An exact reproduction of all the entries is the expected answer.

→ Data shown
..........
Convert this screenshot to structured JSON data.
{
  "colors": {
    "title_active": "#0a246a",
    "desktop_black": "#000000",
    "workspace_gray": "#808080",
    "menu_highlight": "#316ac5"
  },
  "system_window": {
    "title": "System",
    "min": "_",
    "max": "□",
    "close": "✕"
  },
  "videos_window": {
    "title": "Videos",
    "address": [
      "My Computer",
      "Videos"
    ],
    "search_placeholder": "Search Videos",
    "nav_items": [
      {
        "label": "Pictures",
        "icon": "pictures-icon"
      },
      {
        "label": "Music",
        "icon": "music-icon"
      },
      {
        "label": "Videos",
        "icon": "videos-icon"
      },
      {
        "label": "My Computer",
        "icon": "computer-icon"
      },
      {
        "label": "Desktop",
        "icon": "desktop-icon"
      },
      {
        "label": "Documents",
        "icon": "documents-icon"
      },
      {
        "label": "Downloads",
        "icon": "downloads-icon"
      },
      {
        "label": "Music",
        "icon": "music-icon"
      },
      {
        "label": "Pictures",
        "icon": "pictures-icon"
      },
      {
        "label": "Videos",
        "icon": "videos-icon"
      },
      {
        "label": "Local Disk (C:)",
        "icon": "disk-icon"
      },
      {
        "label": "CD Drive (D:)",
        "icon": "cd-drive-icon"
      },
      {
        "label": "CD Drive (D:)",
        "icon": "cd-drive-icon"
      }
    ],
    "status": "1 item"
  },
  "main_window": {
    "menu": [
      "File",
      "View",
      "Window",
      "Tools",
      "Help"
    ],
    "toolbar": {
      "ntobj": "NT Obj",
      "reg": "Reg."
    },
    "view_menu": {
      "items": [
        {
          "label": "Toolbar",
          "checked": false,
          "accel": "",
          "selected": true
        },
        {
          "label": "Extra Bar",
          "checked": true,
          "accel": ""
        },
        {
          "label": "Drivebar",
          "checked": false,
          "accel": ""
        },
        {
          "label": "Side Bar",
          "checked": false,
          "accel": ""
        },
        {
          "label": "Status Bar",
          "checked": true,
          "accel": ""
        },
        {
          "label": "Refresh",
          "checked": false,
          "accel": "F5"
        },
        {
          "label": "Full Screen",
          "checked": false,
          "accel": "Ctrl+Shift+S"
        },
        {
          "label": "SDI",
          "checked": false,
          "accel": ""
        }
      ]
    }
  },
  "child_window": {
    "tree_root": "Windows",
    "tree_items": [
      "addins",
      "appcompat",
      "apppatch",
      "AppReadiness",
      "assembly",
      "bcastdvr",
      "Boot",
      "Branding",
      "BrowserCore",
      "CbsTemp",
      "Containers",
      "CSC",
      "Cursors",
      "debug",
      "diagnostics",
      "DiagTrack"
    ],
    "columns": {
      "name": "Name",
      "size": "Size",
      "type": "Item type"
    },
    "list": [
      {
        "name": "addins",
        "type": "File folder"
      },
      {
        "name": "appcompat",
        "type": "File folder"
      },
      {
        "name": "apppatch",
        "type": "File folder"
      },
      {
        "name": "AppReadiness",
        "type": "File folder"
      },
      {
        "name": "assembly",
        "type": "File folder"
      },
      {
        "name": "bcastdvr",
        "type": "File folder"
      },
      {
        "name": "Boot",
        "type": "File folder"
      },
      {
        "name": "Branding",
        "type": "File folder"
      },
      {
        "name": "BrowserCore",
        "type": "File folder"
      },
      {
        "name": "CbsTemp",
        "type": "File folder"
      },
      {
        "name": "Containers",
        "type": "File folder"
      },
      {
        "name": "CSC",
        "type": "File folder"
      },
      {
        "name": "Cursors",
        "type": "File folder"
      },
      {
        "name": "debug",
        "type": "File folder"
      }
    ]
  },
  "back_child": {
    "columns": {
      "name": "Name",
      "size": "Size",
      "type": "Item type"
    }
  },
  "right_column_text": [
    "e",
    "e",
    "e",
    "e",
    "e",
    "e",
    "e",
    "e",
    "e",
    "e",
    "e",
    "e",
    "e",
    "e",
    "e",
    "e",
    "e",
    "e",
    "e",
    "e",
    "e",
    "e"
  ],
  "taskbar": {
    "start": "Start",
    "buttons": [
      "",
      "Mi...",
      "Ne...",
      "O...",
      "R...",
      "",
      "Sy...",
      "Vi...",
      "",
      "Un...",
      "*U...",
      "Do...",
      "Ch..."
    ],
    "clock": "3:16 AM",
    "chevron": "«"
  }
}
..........
→ Answer to this problem
Convert this screenshot to structured JSON data.
{
  "colors": {
    "title_active": "#0a246a",
    "desktop_black": "#000000",
    "workspace_gray": "#808080",
    "menu_highlight": "#316ac5"
  },
  "system_window": {
    "title": "System",
    "min": "_",
    "max": "□",
    "close": "✕"
  },
  "videos_window": {
    "title": "Videos",
    "address": [
      "My Computer",
      "Videos"
    ],
    "search_placeholder": "Search Videos",
    "nav_items": [
      {
        "label": "Pictures",
        "icon": "pictures-icon"
      },
      {
        "label": "Music",
        "icon": "music-icon"
      },
      {
        "label": "Videos",
        "icon": "videos-icon"
      },
      {
        "label": "My Computer",
        "icon": "computer-icon"
      },
      {
        "label": "Desktop",
        "icon": "desktop-icon"
      },
      {
        "label": "Documents",
        "icon": "documents-icon"
      },
      {
        "label": "Downloads",
        "icon": "downloads-icon"
      },
      {
        "label": "Music",
        "icon": "music-icon"
      },
      {
        "label": "Pictures",
        "icon": "pictures-icon"
      },
      {
        "label": "Videos",
        "icon": "videos-icon"
      },
      {
        "label": "Local Disk (C:)",
        "icon": "disk-icon"
      },
      {
        "label": "CD Drive (D:)",
        "icon": "cd-drive-icon"
      },
      {
        "label": "CD Drive (D:)",
        "icon": "cd-drive-icon"
      }
    ],
    "status": "1 item"
  },
  "main_window": {
    "menu": [
      "File",
      "View",
      "Window",
      "Tools",
      "Help"
    ],
    "toolbar": {
      "ntobj": "NT Obj",
      "reg": "Reg."
    },
    "view_menu": {
      "items": [
        {
          "label": "Toolbar",
          "checked": false,
          "accel": "",
          "selected": true
        },
        {
          "label": "Extra Bar",
          "checked": true,
          "accel": ""
        },
        {
          "label": "Drivebar",
          "checked": false,
          "accel": ""
        },
        {
          "label": "Side Bar",
          "checked": false,
          "accel": ""
        },
        {
          "label": "Status Bar",
          "checked": true,
          "accel": ""
        },
        {
          "label": "Refresh",
          "checked": false,
          "accel": "F5"
        },
        {
          "label": "Full Screen",
          "checked": false,
          "accel": "Ctrl+Shift+S"
        },
        {
          "label": "SDI",
          "checked": false,
          "accel": ""
        }
      ]
    }
  },
  "child_window": {
    "tree_root": "Windows",
    "tree_items": [
      "addins",
      "appcompat",
      "apppatch",
      "AppReadiness",
      "assembly",
      "bcastdvr",
      "Boot",
      "Branding",
      "BrowserCore",
      "CbsTemp",
      "Containers",
      "CSC",
      "Cursors",
      "debug",
      "diagnostics",
      "DiagTrack"
    ],
    "columns": {
      "name": "Name",
      "size": "Size",
      "type": "Item type"
    },
    "list": [
      {
        "name": "addins",
        "type": "File folder"
      },
      {
        "name": "appcompat",
        "type": "File folder"
      },
      {
        "name": "apppatch",
        "type": "File folder"
      },
      {
        "name": "AppReadiness",
        "type": "File folder"
      },
      {
        "name": "assembly",
        "type": "File folder"
      },
      {
        "name": "bcastdvr",
        "type": "File folder"
      },
      {
        "name": "Boot",
        "type": "File folder"
      },
      {
        "name": "Branding",
        "type": "File folder"
      },
      {
        "name": "BrowserCore",
        "type": "File folder"
      },
      {
        "name": "CbsTemp",
        "type": "File folder"
      },
      {
        "name": "Containers",
        "type": "File folder"
      },
      {
        "name": "CSC",
        "type": "File folder"
      },
      {
        "name": "Cursors",
        "type": "File folder"
      },
      {
        "name": "debug",
        "type": "File folder"
      }
    ]
  },
  "back_child": {
    "columns": {
      "name": "Name",
      "size": "Size",
      "type": "Item type"
    }
  },
  "right_column_text": [
    "e",
    "e",
    "e",
    "e",
    "e",
    "e",
    "e",
    "e",
    "e",
    "e",
    "e",
    "e",
    "e",
    "e",
    "e",
    "e",
    "e",
    "e",
    "e",
    "e",
    "e",
    "e"
  ],
  "taskbar": {
    "start": "Start",
    "buttons": [
      "",
      "Mi...",
      "Ne...",
      "O...",
      "R...",
      "",
      "Sy...",
      "Vi...",
      "",
      "Un...",
      "*U...",
      "Do...",
      "Ch..."
    ],
    "clock": "3:16 AM",
    "chevron": "«"
  }
}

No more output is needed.